Hasan Sülük: In this instance, we are talking not only about experts from Pepperl+Fuchs, but also employees from testing organizations, safety experts from the industry, functional safety managers from device manufacturers, service providers in the field of functional safety, scientists, and public authority representatives. For example, this year's event was attended by the State Agency for Nature, Environment, and Consumer Protection of North Rhine-Westphalia. Therefore, the clinics offer a broad cross section of knowledge and perspectives on functional safety. We place a significant focus on current trends and topics. Most recently, we tackled the overarching question of how the increasing digitalization in industry is affecting safety engineering. The consistently positive feedback from our participants shows that this format provides long-lasting benefits.
Pepperl+Fuchs now has over 700 products with a SIL/PL evaluation in its portfolio—and there are more to come.
What do you consider to be the hallmarks of sustainable work?
Dr. Andreas Hildebrandt: Now, in order to create sustainable formats such as the SIL clinics, you must first be willing to take what appears to be an unconventional approach and try something new. That is what we did in 2009 with the first SIL clinic, and that is what we continue to do today. After all, there are very exciting teaching possibilities for sharing technical expertise outside of the traditional "classroom-style" seminars. We are currently working with University4Industry, a Munich-based startup that aims to make expertise from German industrial companies available in a web-based format that can be accessed from anywhere. As a result of this collaboration, you can access approximately four hours of training content relating to functional safety via our University4Industry channel and then directly test your newly acquired knowledge in online training exercises.
Hasan Sülük: In general, we try to make it as easy as possible for users to successfully implement their safety applications. This is a goal we set for ourselves to fulfill our role as an expert partner. We achieve this through reference guides, such as our compendium, and our SISTEMA libraries for safety-suitable Pepperl+Fuchs products. These are categorized by product area and are available free of charge in the "Software" section of our website. We have also recently released a new tool that is fully integrated in our website, with which users can calculate the PFD in accordance with IEC 61508/VDI/VDE 2180 and the PFH in accordance with 61508. You simply enter the parameters and the tool carries out the actual calculation work for you. You can then receive the results, including the calculation method, as a PDF file that you can add to your plant documentation.

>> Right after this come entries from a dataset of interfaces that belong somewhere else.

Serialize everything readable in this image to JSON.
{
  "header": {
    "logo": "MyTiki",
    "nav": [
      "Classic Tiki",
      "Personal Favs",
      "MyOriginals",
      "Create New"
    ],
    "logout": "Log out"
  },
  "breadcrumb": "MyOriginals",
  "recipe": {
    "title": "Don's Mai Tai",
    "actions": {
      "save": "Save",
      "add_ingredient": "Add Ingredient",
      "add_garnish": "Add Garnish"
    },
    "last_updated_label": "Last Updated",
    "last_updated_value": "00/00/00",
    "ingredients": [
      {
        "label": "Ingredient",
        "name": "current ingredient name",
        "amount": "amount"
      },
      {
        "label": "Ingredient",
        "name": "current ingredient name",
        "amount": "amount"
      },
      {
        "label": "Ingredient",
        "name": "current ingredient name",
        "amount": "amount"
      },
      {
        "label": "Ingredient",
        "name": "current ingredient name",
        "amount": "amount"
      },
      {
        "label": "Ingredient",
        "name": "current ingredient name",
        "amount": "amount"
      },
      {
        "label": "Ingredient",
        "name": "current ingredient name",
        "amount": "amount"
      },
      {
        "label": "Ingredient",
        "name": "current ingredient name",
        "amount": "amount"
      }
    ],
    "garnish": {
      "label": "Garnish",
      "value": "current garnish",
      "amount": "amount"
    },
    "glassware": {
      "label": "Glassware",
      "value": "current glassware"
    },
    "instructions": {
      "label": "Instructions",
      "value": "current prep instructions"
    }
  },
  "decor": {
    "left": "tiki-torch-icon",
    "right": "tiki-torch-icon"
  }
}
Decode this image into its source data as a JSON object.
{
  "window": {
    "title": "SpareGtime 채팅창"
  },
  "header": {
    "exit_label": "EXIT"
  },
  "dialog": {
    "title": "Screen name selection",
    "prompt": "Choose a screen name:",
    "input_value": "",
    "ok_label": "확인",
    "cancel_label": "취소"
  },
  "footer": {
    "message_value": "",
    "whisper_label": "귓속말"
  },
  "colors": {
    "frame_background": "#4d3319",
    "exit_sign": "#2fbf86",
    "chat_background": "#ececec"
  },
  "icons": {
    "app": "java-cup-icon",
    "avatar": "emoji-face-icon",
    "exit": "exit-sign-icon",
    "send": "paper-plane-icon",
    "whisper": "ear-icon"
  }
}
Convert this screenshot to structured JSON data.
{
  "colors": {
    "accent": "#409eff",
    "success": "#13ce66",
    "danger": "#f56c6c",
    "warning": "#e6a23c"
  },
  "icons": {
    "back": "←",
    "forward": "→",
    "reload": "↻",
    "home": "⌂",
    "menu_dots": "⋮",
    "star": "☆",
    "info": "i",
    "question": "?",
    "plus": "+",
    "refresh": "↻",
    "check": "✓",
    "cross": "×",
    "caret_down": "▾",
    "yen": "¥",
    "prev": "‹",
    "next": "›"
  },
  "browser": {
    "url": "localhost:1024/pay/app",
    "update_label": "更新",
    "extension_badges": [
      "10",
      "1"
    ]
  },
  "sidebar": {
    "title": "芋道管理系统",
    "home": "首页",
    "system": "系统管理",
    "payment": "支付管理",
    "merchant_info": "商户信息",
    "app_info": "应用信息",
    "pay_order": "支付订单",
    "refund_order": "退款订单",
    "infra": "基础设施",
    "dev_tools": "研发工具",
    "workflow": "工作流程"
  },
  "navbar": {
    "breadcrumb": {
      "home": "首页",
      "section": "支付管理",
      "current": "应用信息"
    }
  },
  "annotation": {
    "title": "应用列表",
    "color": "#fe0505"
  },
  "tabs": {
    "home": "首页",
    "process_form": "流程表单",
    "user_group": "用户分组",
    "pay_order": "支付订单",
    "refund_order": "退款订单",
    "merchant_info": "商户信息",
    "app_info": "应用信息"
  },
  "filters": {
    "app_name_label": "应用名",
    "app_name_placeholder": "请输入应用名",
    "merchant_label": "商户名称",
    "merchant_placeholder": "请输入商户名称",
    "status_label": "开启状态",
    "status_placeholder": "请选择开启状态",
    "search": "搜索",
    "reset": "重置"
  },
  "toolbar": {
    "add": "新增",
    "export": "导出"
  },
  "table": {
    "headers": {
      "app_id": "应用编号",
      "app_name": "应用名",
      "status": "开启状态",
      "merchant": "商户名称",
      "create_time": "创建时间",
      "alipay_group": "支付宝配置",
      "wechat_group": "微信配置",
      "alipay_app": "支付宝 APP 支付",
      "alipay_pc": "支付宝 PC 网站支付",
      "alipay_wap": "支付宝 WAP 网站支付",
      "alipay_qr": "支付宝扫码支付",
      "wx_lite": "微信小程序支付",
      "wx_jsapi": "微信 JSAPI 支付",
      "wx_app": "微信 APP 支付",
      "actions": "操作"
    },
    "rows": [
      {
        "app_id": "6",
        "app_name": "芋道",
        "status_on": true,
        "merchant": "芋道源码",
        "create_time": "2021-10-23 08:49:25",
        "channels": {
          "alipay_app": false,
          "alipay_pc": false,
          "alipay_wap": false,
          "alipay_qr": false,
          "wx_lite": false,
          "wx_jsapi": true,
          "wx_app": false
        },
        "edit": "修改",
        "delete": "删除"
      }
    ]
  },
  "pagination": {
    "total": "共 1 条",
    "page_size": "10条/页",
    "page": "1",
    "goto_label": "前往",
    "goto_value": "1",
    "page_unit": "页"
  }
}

Michael Kindermann: For me, the sustainability of our work is demonstrated by two elements. One is the various events and diverse digital aids that we offer. The other is the broadest product range on the market in terms of components for use in safety applications. Pepperl+Fuchs now has over 700 products with a SIL/PL evaluation in its portfolio—and there are more to come. Recent examples of such products include the safePXV and safePGV positioning systems, which have just won the German Innovation Award. These sensors meet the SIL 3/PL e standard with just one sensor. The standards-related expertise that we share with others and the sophisticated product solutions developed within our company are therefore two sides of the same coin.